(App and web page records)
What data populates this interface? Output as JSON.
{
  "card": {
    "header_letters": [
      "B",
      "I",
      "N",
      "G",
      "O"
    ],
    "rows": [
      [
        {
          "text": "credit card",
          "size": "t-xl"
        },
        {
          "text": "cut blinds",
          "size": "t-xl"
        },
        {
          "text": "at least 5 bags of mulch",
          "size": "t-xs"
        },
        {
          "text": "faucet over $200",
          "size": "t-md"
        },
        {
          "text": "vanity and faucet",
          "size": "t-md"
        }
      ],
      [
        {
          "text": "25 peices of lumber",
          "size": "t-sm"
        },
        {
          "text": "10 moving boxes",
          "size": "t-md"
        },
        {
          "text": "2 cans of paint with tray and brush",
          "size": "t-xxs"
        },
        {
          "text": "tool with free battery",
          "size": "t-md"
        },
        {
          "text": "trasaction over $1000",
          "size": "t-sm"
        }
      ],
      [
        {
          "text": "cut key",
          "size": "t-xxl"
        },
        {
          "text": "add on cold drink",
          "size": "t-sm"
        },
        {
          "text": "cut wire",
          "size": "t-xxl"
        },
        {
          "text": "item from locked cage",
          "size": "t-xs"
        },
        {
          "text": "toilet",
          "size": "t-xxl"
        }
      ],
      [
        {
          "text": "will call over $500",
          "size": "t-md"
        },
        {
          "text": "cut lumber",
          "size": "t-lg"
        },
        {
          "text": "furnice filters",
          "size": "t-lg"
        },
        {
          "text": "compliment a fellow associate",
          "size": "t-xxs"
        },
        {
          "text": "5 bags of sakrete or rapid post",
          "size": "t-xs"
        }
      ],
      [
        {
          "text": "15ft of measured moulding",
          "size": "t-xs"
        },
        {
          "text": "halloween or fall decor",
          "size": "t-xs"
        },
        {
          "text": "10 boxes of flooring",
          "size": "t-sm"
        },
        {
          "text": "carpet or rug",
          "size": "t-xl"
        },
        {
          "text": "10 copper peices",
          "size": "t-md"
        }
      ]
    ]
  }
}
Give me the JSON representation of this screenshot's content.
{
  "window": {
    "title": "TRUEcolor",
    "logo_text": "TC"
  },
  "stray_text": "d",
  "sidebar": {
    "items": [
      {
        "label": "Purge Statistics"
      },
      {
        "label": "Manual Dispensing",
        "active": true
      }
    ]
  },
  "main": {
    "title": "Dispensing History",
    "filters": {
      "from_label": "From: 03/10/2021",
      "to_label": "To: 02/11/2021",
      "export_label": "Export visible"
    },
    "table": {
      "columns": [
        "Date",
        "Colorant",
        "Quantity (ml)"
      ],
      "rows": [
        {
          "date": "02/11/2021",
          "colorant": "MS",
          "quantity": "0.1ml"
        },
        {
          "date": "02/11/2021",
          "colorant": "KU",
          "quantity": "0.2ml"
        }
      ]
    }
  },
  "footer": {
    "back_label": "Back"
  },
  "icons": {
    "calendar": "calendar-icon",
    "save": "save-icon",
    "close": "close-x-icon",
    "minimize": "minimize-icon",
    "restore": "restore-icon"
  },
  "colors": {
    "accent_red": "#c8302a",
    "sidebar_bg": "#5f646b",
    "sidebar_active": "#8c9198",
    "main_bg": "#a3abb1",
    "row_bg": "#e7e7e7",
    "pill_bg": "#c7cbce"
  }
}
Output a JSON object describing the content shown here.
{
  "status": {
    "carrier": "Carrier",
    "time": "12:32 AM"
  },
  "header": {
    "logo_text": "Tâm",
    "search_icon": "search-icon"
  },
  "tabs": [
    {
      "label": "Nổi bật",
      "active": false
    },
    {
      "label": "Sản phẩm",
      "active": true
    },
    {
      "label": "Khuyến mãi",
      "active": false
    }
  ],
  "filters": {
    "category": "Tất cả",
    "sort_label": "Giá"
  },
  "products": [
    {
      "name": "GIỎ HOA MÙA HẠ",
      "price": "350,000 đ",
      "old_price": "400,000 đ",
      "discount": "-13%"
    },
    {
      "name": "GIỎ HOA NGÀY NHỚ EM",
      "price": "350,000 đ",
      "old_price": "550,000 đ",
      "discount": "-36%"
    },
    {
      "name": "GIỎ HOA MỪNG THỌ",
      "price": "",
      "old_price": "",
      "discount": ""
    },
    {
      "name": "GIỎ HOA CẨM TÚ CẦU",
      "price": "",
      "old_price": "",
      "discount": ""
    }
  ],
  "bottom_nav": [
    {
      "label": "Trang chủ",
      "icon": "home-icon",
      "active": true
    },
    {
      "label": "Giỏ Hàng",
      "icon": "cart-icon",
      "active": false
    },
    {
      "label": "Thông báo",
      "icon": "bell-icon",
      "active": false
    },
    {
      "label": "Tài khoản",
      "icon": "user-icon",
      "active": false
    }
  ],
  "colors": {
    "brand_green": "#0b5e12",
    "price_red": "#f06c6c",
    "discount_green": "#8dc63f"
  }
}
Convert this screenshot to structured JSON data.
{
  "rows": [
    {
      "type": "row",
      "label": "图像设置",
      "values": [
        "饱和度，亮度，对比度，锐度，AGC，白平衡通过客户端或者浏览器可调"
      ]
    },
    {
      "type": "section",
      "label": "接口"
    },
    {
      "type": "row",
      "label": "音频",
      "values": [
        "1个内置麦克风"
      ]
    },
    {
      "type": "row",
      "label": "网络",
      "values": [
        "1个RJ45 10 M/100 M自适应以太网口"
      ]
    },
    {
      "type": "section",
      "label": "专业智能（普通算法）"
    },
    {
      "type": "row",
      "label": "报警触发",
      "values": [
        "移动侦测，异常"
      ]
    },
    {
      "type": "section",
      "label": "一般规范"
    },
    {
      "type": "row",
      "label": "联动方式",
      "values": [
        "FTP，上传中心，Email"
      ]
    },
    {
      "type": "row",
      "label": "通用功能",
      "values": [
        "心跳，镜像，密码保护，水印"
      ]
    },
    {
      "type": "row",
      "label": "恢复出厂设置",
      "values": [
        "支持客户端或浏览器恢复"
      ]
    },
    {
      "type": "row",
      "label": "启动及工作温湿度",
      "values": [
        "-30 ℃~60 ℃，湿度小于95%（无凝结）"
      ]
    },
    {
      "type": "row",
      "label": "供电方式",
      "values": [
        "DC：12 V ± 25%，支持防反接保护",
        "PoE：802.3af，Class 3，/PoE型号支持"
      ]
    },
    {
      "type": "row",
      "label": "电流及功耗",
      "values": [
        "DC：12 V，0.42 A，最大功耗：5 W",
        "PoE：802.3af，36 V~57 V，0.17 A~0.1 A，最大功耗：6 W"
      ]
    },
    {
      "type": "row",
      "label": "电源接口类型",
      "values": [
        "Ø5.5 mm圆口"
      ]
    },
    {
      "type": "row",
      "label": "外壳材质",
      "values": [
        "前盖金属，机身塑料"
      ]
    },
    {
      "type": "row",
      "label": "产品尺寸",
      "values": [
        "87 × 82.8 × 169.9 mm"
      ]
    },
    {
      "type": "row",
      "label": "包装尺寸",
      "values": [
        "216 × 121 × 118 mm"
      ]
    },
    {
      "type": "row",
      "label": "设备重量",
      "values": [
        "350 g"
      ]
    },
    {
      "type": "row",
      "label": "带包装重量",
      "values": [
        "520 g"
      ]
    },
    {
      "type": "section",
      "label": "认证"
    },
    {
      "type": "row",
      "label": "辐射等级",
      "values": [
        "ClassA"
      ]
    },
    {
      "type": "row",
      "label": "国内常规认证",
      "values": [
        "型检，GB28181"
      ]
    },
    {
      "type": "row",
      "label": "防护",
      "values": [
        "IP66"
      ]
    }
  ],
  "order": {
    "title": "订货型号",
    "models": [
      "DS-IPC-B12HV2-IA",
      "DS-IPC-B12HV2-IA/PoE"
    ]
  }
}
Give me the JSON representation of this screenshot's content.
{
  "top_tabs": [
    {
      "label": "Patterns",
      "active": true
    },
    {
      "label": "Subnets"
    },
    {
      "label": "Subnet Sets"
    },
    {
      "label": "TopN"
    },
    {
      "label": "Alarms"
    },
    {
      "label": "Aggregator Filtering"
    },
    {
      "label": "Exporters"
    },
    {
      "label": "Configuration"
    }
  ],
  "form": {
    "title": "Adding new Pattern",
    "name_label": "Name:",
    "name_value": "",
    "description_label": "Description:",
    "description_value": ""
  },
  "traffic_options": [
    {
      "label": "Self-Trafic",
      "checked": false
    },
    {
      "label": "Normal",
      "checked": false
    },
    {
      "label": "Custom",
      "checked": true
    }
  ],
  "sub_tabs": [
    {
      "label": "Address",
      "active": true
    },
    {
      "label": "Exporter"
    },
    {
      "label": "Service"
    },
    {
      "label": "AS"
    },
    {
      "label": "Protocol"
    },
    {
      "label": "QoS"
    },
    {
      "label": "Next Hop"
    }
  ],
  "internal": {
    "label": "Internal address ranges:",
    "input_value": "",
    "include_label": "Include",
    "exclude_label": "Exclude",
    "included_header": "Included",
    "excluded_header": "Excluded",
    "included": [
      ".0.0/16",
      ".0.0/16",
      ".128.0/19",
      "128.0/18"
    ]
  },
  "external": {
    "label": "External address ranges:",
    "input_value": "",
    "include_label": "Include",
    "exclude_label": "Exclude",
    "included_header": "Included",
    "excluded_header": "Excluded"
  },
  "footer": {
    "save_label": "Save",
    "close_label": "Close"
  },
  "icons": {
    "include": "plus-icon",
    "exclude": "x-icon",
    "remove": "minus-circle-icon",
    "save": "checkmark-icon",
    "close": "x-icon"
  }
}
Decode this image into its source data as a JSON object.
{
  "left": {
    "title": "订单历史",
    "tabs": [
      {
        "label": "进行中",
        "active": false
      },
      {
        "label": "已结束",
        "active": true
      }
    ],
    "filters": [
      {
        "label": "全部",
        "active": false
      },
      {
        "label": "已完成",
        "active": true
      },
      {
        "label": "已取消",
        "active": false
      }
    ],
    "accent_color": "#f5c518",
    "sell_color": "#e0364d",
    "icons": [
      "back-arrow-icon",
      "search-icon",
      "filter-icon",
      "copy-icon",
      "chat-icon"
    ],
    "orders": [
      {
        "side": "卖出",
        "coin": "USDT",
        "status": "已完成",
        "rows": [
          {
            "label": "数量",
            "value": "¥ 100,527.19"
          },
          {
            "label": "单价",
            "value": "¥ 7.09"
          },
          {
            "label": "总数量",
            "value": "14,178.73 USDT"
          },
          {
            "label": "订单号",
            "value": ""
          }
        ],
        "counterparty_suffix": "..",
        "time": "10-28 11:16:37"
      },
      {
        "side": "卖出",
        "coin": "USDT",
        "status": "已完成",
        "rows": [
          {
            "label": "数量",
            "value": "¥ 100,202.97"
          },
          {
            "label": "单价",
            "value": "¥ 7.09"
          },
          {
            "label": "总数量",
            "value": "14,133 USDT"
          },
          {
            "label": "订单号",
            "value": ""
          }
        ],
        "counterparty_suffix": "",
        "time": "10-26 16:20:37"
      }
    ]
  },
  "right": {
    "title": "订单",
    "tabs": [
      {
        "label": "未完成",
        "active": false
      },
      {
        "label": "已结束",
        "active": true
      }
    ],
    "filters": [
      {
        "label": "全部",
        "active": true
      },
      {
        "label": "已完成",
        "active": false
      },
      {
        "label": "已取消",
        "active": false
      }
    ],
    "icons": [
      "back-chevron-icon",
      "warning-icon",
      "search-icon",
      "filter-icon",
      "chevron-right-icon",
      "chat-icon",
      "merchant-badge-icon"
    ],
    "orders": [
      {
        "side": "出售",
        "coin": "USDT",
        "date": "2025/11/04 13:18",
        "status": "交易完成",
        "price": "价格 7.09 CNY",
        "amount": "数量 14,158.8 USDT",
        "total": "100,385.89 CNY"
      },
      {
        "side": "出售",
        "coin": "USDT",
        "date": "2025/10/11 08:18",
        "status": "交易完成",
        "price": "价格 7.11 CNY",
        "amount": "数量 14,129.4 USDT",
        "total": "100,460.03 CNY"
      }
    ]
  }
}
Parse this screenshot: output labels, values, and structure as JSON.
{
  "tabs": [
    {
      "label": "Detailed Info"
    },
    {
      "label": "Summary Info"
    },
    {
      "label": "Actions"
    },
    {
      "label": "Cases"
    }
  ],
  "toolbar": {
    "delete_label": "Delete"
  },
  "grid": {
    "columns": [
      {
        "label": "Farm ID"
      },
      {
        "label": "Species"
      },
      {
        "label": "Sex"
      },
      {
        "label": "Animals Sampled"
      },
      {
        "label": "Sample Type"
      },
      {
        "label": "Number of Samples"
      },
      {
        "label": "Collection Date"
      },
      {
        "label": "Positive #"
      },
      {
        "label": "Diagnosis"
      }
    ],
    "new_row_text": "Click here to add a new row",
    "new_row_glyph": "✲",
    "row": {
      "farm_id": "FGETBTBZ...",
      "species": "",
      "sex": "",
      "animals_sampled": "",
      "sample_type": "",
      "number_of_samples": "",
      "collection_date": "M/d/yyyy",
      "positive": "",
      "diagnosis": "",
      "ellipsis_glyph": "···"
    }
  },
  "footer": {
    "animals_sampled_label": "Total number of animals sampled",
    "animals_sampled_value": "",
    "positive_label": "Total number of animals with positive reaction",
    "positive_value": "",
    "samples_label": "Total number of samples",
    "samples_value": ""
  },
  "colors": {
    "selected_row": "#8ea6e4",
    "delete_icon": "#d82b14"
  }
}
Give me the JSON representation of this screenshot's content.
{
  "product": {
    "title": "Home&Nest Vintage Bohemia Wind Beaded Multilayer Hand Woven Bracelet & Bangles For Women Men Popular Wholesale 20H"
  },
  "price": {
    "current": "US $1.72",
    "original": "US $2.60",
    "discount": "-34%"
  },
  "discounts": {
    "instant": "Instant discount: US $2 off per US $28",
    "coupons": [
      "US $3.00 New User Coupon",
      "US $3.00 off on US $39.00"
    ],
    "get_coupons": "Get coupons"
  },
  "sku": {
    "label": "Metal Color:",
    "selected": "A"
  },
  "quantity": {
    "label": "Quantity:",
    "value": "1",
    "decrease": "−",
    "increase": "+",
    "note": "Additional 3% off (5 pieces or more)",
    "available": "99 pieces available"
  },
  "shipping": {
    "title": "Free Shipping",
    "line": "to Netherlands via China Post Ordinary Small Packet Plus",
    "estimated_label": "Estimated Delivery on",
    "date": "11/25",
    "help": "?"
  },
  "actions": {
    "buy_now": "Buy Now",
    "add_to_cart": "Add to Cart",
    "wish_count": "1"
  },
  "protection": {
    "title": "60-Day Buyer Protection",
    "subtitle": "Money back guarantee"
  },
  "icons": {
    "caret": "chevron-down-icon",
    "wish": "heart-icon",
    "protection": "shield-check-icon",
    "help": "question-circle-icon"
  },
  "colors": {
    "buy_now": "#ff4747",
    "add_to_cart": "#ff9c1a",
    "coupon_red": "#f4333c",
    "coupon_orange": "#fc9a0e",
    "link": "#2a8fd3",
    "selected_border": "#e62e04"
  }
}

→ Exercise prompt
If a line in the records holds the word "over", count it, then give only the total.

→ Response for this exercise
3